What you are asked to do |
Every line of the data that contains the string "true" must be copied.

(Element data from apps and pages)
********************

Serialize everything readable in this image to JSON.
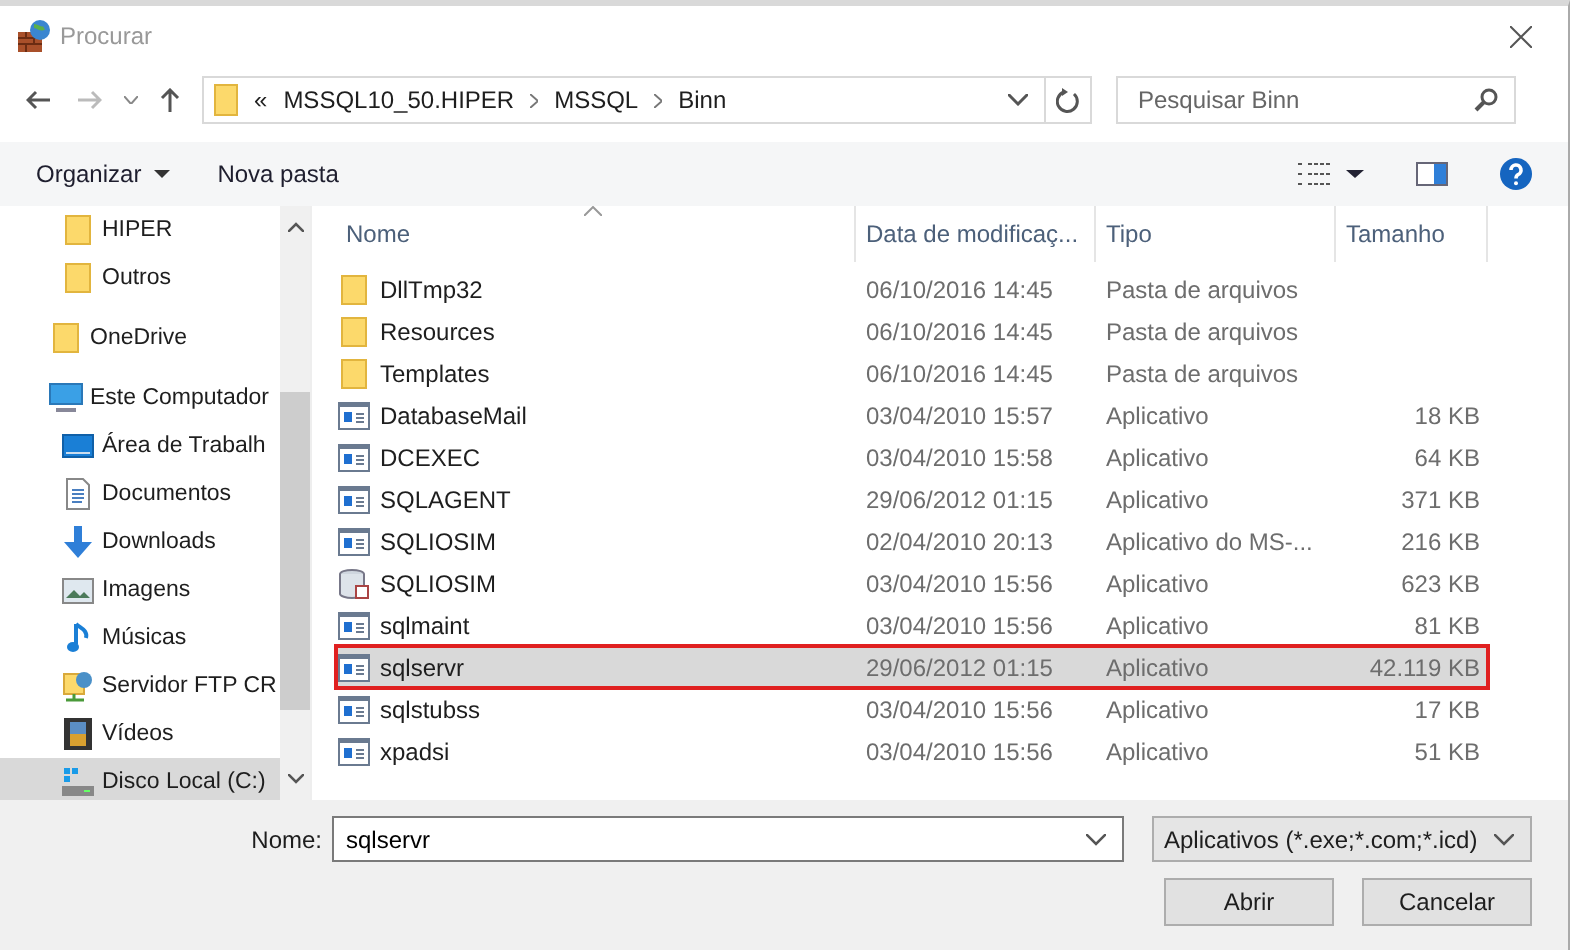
{
  "window": {
    "title": "Procurar"
  },
  "address": {
    "overflow": "«",
    "crumbs": [
      "MSSQL10_50.HIPER",
      "MSSQL",
      "Binn"
    ]
  },
  "search": {
    "placeholder": "Pesquisar Binn"
  },
  "toolbar": {
    "organize": "Organizar",
    "new_folder": "Nova pasta"
  },
  "sidebar": {
    "nested_items": [
      {
        "label": "HIPER",
        "kind": "folder",
        "selected": false
      },
      {
        "label": "Outros",
        "kind": "folder",
        "selected": false
      }
    ],
    "items": [
      {
        "label": "OneDrive",
        "kind": "folder",
        "selected": false
      },
      {
        "label": "Este Computador",
        "kind": "computer",
        "selected": false,
        "children": [
          {
            "label": "Área de Trabalh",
            "kind": "desktop",
            "selected": false
          },
          {
            "label": "Documentos",
            "kind": "documents",
            "selected": false
          },
          {
            "label": "Downloads",
            "kind": "download",
            "selected": false
          },
          {
            "label": "Imagens",
            "kind": "images",
            "selected": false
          },
          {
            "label": "Músicas",
            "kind": "music",
            "selected": false
          },
          {
            "label": "Servidor FTP CR",
            "kind": "ftp",
            "selected": false
          },
          {
            "label": "Vídeos",
            "kind": "video",
            "selected": false
          },
          {
            "label": "Disco Local (C:)",
            "kind": "drive",
            "selected": true
          }
        ]
      }
    ]
  },
  "table": {
    "columns": [
      "Nome",
      "Data de modificaç...",
      "Tipo",
      "Tamanho"
    ],
    "rows": [
      {
        "kind": "folder",
        "name": "DllTmp32",
        "date": "06/10/2016 14:45",
        "type": "Pasta de arquivos",
        "size": "",
        "selected": false,
        "outlined": false
      },
      {
        "kind": "folder",
        "name": "Resources",
        "date": "06/10/2016 14:45",
        "type": "Pasta de arquivos",
        "size": "",
        "selected": false,
        "outlined": false
      },
      {
        "kind": "folder",
        "name": "Templates",
        "date": "06/10/2016 14:45",
        "type": "Pasta de arquivos",
        "size": "",
        "selected": false,
        "outlined": false
      },
      {
        "kind": "app",
        "name": "DatabaseMail",
        "date": "03/04/2010 15:57",
        "type": "Aplicativo",
        "size": "18 KB",
        "selected": false,
        "outlined": false
      },
      {
        "kind": "app",
        "name": "DCEXEC",
        "date": "03/04/2010 15:58",
        "type": "Aplicativo",
        "size": "64 KB",
        "selected": false,
        "outlined": false
      },
      {
        "kind": "app",
        "name": "SQLAGENT",
        "date": "29/06/2012 01:15",
        "type": "Aplicativo",
        "size": "371 KB",
        "selected": false,
        "outlined": false
      },
      {
        "kind": "app",
        "name": "SQLIOSIM",
        "date": "02/04/2010 20:13",
        "type": "Aplicativo do MS-...",
        "size": "216 KB",
        "selected": false,
        "outlined": false
      },
      {
        "kind": "database",
        "name": "SQLIOSIM",
        "date": "03/04/2010 15:56",
        "type": "Aplicativo",
        "size": "623 KB",
        "selected": false,
        "outlined": false
      },
      {
        "kind": "app",
        "name": "sqlmaint",
        "date": "03/04/2010 15:56",
        "type": "Aplicativo",
        "size": "81 KB",
        "selected": false,
        "outlined": false
      },
      {
        "kind": "app",
        "name": "sqlservr",
        "date": "29/06/2012 01:15",
        "type": "Aplicativo",
        "size": "42.119 KB",
        "selected": true,
        "outlined": true
      },
      {
        "kind": "app",
        "name": "sqlstubss",
        "date": "03/04/2010 15:56",
        "type": "Aplicativo",
        "size": "17 KB",
        "selected": false,
        "outlined": false
      },
      {
        "kind": "app",
        "name": "xpadsi",
        "date": "03/04/2010 15:56",
        "type": "Aplicativo",
        "size": "51 KB",
        "selected": false,
        "outlined": false
      }
    ]
  },
  "footer": {
    "name_label": "Nome:",
    "name_value": "sqlservr",
    "filter": "Aplicativos (*.exe;*.com;*.icd)",
    "buttons": [
      "Abrir",
      "Cancelar"
    ]
  }
}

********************

Expected answer |
            "selected": true
        "selected": true,
        "outlined": true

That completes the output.